Families & the Community

With Opioid Addiction on the Rise, Schools Try to Expand Services for Children (Video)

By Cat McGrath — August 17, 2018 1 min read
  • Save to favorites
  • Print

by guest blogger Cat McGrath

The number of pregnant women addicted to opioids quadrupled from 1999 to 2014, according to a new federal report. Their children are likely to enter the world at greater risk of health problems and developmental delays, and many end up in foster care, putting additional burdens on social service agencies and forcing schools to take on new roles.

In the latest study, the Centers for Disease Control and Prevention tracked the number of pregnant women addicted to opioids over a period of 15 years. Nationally, the prevalence of women with opioid use disorder giving birth, rose from 1.5 mothers per 1,000 births to 6.5. West Virginia, which has one of the highest rates of opioid abuse in the U.S., has seen a 39 percent increase in children placed in foster care over the past six years.

One family who spoke to Education Week in December of 2016 has experienced firsthand the trauma and academic challenges faced by children whose parents are addicted to opioids. Carrie and Paul Sotomayor, of Cottageville, W.Va., adopted two young sisters, Briana and Riley, several years ago and took in an infant boy as a foster child in 2016. Their mothers were addicted to drugs and could not take care of them.

“When we brought [our foster son] through the door,” Carrie said, “Riley just burst into tears and said, how could anybody have done drugs and hurt this little baby. It just broke her heart.”

Watch the full story here:

Though many foster parents like the Sotomayors are helping to care for children whose parents are no longer able to, schools are also offering services and support.

“We assume that everything needs to be provided here, said Tracy LeMasters, the principal at Cottageville Elementary in Jackson County, W.Va. “That means if they need clothes, we’re going to give them clothes. If they need food, we’re going to get them food. They need love, we’re giving them the hug.”

As part of our coverage of the fallout from the opioid epidemic, we also spoke with J.D. Vance, the author of the best-seller Hillbilly Elegy, a memoir of his troubled childhood in West Virginia.
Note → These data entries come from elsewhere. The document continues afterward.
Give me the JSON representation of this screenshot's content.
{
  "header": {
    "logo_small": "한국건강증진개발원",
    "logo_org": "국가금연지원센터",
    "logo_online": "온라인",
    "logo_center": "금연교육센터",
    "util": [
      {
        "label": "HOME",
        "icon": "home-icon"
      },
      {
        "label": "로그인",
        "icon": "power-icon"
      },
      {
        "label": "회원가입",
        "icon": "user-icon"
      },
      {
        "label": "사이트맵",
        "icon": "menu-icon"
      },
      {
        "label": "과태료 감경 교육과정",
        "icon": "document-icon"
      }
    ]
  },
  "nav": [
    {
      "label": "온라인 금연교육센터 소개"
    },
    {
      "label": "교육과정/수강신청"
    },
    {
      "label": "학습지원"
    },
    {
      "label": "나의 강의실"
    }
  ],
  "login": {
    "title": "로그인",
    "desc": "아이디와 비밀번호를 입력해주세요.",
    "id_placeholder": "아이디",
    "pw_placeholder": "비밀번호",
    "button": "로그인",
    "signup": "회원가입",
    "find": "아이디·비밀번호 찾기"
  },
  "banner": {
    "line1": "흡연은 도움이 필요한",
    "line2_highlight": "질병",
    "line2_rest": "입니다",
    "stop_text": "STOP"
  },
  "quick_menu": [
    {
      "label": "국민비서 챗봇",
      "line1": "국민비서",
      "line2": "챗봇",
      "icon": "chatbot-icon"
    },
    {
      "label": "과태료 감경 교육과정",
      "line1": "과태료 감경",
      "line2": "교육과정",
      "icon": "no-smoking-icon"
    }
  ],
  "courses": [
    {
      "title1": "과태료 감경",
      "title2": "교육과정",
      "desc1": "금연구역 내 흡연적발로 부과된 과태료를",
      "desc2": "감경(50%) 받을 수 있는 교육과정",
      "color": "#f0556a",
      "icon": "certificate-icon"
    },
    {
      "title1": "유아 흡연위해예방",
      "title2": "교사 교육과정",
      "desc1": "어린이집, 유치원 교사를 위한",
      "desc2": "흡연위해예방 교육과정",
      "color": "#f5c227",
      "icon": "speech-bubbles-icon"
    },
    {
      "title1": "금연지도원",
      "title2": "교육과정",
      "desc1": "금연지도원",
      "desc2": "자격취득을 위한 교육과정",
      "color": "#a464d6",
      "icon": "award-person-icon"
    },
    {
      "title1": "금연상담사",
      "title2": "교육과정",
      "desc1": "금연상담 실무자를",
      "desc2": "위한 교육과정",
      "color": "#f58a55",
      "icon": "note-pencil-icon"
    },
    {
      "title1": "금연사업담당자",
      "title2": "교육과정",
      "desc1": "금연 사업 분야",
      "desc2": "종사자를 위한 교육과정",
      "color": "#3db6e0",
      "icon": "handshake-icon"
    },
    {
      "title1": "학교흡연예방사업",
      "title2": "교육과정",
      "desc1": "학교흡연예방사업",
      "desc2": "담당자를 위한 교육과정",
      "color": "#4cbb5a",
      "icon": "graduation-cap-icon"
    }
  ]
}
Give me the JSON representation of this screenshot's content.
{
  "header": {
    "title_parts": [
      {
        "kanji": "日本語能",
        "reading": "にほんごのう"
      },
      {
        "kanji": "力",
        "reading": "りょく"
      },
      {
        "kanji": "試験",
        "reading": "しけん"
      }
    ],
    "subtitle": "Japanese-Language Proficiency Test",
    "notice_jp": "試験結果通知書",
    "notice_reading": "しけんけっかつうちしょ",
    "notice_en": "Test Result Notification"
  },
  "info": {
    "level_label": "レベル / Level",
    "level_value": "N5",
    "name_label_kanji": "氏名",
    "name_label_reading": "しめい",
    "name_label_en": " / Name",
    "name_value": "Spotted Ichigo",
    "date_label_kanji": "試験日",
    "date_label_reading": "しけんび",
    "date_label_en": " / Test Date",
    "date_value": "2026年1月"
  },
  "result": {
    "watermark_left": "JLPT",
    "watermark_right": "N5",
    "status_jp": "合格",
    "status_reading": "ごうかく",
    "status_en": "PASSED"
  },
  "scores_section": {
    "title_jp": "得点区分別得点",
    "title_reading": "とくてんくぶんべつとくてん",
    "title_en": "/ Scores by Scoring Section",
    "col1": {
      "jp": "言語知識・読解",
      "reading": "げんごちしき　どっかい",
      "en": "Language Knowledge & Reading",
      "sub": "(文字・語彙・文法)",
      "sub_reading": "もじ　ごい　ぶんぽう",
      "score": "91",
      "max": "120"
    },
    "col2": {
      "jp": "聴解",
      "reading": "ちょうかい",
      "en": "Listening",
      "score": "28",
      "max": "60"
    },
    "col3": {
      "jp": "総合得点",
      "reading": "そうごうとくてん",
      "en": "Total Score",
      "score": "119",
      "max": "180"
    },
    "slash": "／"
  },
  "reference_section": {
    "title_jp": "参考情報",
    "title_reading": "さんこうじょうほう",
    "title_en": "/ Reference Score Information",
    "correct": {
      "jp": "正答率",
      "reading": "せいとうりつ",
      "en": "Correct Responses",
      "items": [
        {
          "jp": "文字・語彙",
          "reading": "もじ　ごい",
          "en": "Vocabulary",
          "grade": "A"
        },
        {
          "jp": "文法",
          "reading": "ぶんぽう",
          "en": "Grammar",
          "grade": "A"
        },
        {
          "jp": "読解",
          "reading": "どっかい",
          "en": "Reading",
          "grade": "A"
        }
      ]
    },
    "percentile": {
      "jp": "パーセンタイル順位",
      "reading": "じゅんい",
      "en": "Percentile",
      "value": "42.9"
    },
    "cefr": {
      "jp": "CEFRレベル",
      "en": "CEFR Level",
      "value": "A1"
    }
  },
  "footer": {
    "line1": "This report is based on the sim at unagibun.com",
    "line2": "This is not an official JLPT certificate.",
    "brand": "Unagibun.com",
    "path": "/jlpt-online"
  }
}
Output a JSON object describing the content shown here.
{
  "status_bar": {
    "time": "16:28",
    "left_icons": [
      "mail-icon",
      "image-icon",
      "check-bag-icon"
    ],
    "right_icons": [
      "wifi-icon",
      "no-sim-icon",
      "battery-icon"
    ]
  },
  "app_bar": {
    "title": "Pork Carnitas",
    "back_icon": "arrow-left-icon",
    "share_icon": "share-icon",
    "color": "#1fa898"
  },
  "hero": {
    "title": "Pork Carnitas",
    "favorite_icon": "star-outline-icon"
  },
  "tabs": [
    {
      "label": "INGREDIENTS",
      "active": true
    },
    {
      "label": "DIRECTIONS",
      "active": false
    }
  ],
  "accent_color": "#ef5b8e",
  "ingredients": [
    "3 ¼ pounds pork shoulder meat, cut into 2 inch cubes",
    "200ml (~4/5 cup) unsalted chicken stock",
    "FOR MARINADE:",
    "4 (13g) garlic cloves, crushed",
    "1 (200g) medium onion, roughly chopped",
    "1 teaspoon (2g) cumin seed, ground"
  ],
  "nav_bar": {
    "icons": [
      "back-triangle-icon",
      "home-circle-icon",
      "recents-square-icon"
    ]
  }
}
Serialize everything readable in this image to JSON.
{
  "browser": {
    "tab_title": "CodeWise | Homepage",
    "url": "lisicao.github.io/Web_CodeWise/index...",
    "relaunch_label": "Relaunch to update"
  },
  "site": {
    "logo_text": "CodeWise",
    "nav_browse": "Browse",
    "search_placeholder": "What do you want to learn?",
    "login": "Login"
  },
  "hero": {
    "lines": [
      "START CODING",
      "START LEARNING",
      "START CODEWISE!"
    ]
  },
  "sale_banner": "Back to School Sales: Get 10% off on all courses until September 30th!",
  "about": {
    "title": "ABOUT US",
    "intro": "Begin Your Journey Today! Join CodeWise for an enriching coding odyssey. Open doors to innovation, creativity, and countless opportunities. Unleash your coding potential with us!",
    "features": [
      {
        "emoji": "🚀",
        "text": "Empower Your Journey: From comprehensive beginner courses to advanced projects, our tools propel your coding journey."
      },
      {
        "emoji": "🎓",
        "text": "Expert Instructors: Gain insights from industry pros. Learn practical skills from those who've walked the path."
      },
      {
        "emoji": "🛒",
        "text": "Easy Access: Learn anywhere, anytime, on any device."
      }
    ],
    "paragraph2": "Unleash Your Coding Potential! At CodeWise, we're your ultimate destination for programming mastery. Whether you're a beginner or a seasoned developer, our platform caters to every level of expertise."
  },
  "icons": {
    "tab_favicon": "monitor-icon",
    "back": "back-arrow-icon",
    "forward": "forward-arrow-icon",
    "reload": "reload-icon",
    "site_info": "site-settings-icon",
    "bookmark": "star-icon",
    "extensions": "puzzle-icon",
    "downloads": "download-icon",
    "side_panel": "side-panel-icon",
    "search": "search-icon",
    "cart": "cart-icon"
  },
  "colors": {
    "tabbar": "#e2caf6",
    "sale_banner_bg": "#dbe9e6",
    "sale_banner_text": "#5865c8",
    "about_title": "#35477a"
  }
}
Here’s what he had to say:

A version of this news article first appeared in the On Air: A Video Blog blog.